What papers can the German Labour Inspectorate demand from employers? - EURO

UEFA European Championship Final Tournament 2024, Legal Information

Content Type
UEFA Guidelines
Subject
EURO
Language
English

If selected for an inspection under the Control of Unreported Employment Act, employers are required by law to comply and cooperate fully. This includes ensuring the compliance and cooperation of any employees encountered during the inspection.

Anyone encountered during the inspection must, for example:

  • provide their personal details;

  • where applicable, present valid contracted labourer cards and/or EU work permits for the place of activity and/or the activity they are carrying out, as well as any residence permit they may be required to have.

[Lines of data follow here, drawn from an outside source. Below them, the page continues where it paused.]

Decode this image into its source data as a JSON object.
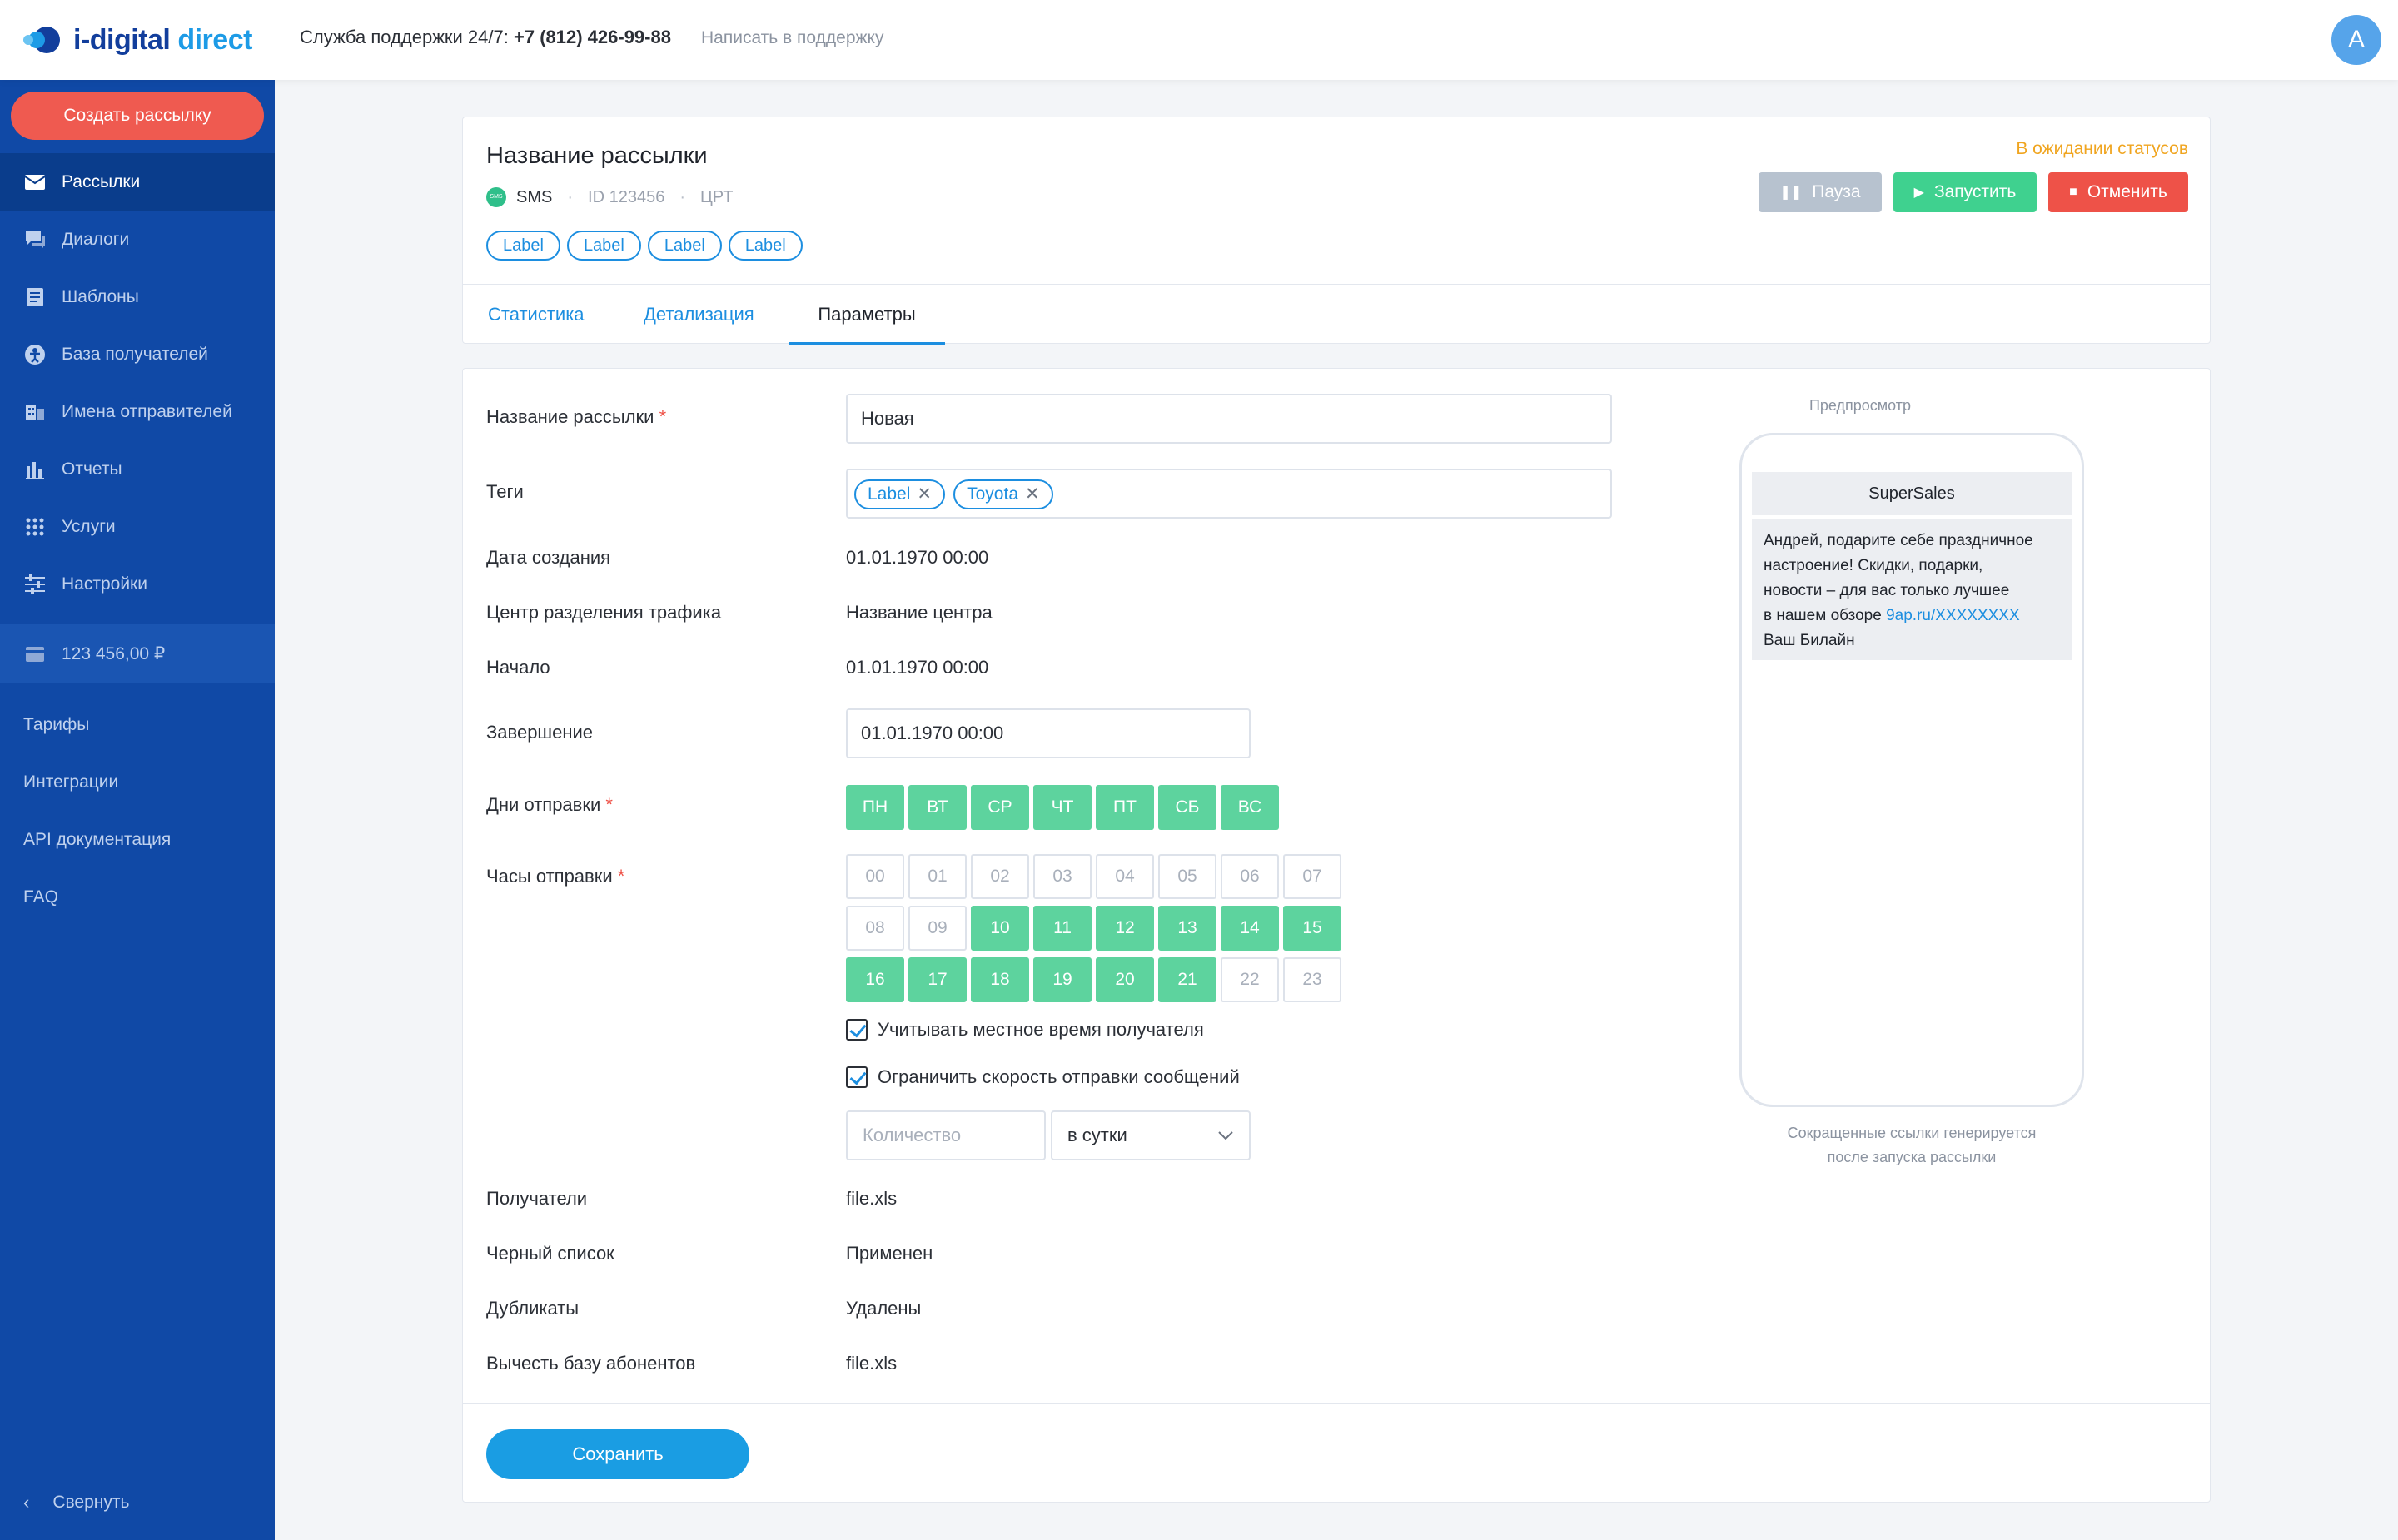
{
  "app": {
    "logo_text_main": "i-digital",
    "logo_text_accent": "direct",
    "support_label": "Служба поддержки 24/7:",
    "support_phone": "+7 (812) 426-99-88",
    "support_link": "Написать в поддержку",
    "avatar_letter": "A"
  },
  "sidebar": {
    "create_button": "Создать рассылку",
    "items": [
      {
        "label": "Рассылки",
        "icon": "envelope-icon"
      },
      {
        "label": "Диалоги",
        "icon": "chat-icon"
      },
      {
        "label": "Шаблоны",
        "icon": "template-icon"
      },
      {
        "label": "База получателей",
        "icon": "recipients-icon"
      },
      {
        "label": "Имена отправителей",
        "icon": "sender-names-icon"
      },
      {
        "label": "Отчеты",
        "icon": "bar-chart-icon"
      },
      {
        "label": "Услуги",
        "icon": "grid-icon"
      },
      {
        "label": "Настройки",
        "icon": "sliders-icon"
      }
    ],
    "balance": "123 456,00 ₽",
    "links": [
      "Тарифы",
      "Интеграции",
      "API документация",
      "FAQ"
    ],
    "collapse": "Свернуть"
  },
  "campaign": {
    "title": "Название рассылки",
    "channel": "SMS",
    "channel_badge": "SMS",
    "id": "ID 123456",
    "center": "ЦРТ",
    "labels": [
      "Label",
      "Label",
      "Label",
      "Label"
    ],
    "status": "В ожидании статусов",
    "actions": {
      "pause": "Пауза",
      "run": "Запустить",
      "cancel": "Отменить"
    },
    "tabs": [
      "Статистика",
      "Детализация",
      "Параметры"
    ]
  },
  "form": {
    "name_label": "Название рассылки",
    "name_value": "Новая",
    "tags_label": "Теги",
    "tags": [
      "Label",
      "Toyota"
    ],
    "created_label": "Дата создания",
    "created_value": "01.01.1970  00:00",
    "center_label": "Центр разделения трафика",
    "center_value": "Название центра",
    "start_label": "Начало",
    "start_value": "01.01.1970  00:00",
    "end_label": "Завершение",
    "end_value": "01.01.1970  00:00",
    "days_label": "Дни отправки",
    "days": [
      "ПН",
      "ВТ",
      "СР",
      "ЧТ",
      "ПТ",
      "СБ",
      "ВС"
    ],
    "hours_label": "Часы отправки",
    "hours": [
      "00",
      "01",
      "02",
      "03",
      "04",
      "05",
      "06",
      "07",
      "08",
      "09",
      "10",
      "11",
      "12",
      "13",
      "14",
      "15",
      "16",
      "17",
      "18",
      "19",
      "20",
      "21",
      "22",
      "23"
    ],
    "hours_selected": [
      "10",
      "11",
      "12",
      "13",
      "14",
      "15",
      "16",
      "17",
      "18",
      "19",
      "20",
      "21"
    ],
    "local_time_label": "Учитывать местное время получателя",
    "local_time_checked": true,
    "limit_label": "Ограничить скорость отправки сообщений",
    "limit_checked": true,
    "qty_placeholder": "Количество",
    "period_value": "в сутки",
    "recipients_label": "Получатели",
    "recipients_value": "file.xls",
    "blacklist_label": "Черный список",
    "blacklist_value": "Применен",
    "duplicates_label": "Дубликаты",
    "duplicates_value": "Удалены",
    "subtract_label": "Вычесть базу абонентов",
    "subtract_value": "file.xls",
    "save_button": "Сохранить"
  },
  "preview": {
    "title": "Предпросмотр",
    "sender": "SuperSales",
    "message_lines": [
      "Андрей, подарите себе праздничное",
      "настроение! Скидки, подарки,",
      "новости – для вас только лучшее"
    ],
    "message_link_prefix": "в нашем обзоре ",
    "message_link": "9ap.ru/XXXXXXXX",
    "message_signature": "Ваш Билайн",
    "note_line1": "Сокращенные ссылки генерируется",
    "note_line2": "после запуска рассылки"
  },
  "colors": {
    "sidebar": "#1049a6",
    "accent": "#1c8ee0",
    "create": "#ef5a50",
    "success": "#3fd18f",
    "danger": "#ee5248",
    "warning": "#f0a520"
  }
}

If certain conditions of employment, such as a specific minimum wage, are imposed by the Minimum Wage Act, the Posted Workers Act or the Act on the Provision of Temporary Workers, anyone encountered during an inspection must also provide information on:

  • the hours they have actually worked;

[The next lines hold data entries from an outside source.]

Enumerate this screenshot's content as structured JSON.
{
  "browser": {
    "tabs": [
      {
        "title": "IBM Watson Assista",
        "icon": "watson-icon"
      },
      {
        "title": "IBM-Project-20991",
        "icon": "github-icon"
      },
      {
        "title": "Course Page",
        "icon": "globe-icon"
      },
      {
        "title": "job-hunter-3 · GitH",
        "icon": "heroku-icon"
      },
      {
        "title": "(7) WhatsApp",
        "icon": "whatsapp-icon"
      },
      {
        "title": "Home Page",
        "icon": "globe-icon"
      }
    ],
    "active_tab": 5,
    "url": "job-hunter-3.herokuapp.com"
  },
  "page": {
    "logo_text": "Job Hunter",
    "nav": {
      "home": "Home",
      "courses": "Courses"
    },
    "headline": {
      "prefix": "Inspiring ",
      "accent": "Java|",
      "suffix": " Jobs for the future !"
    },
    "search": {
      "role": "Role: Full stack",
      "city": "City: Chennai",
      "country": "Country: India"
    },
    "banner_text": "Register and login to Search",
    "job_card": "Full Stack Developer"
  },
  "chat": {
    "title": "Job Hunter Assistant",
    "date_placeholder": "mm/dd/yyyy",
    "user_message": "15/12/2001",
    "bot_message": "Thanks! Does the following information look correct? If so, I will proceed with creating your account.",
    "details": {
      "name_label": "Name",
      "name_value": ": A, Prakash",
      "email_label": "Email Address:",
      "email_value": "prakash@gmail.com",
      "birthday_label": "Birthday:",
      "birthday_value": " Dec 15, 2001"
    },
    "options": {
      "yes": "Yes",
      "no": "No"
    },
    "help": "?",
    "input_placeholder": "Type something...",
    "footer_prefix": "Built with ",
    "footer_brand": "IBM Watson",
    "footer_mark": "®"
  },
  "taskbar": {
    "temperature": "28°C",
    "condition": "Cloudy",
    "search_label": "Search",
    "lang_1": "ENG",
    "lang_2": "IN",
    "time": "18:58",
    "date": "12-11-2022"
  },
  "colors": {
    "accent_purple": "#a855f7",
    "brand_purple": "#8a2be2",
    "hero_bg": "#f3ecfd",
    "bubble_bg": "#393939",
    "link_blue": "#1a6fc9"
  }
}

  • their gross salary; and

  • the amount of holiday leave taken and/or holiday pay received.

When carrying out a paid activity in Germany in one of the following industries, employees are obliged to have their identity document, passport or relevant substitute document on their person at all times, and present it on request to the authorities for inspection:

  • building industry,

  • catering and hotel business,

  • passenger transportation industry,

  • haulage, transport, and associated logistics industry,

  • fairground amusement industry,

  • a forestry industry,

  • industrial cleaning,

  • businesses involved in setting up and dismantling trade fairs, and

  • the meat industry.

Not being able to present an identity document for inspection in these circumstances is an administrative offence punishable with a fine.

Employers are required to verifiably inform each of their employees in writing of their obligation to carry an identity document and present it on request. The employers themselves must retain these employee notices for the duration of the work or services and show them to the authorities on request. Employers fall within the scope of this requirement if they hire out temporary workers to perform work or supply services in any of the industries in which there is an obligation to carry an identity document and to present it on request.

Wilful or negligent failure to comply may be punished with a fine.

The provisions of the Minimum Wage Act, the Posted Workers Act and of the Act on the Provision of Temporary Workers require that even an employer based abroad, if their activity falls within the scope of the legislation, must keep certain documents in German, readily available inside Germany, to surrender to the customs authorities on request. These documents include employment contracts and/or any other documents that reveal the essential terms of the employment relationship, such as:

  • pay slips,

  • evidence of salary payments made,

  • evidence of working time.

Other documents may be required by the relevant authorities.

If some or all of the required documents are in the possession of other individuals (such as tax advisers), employers must, as part of their obligation to cooperate, make it possible for customs officials to have access to them.

As mentioned, failure to cooperate constitutes an administrative offence punishable with a fine, whether the person: is in breach of their obligation to provide information; is not carrying the identity documents required by law; or does not surrender such documents to the customs authorities on request.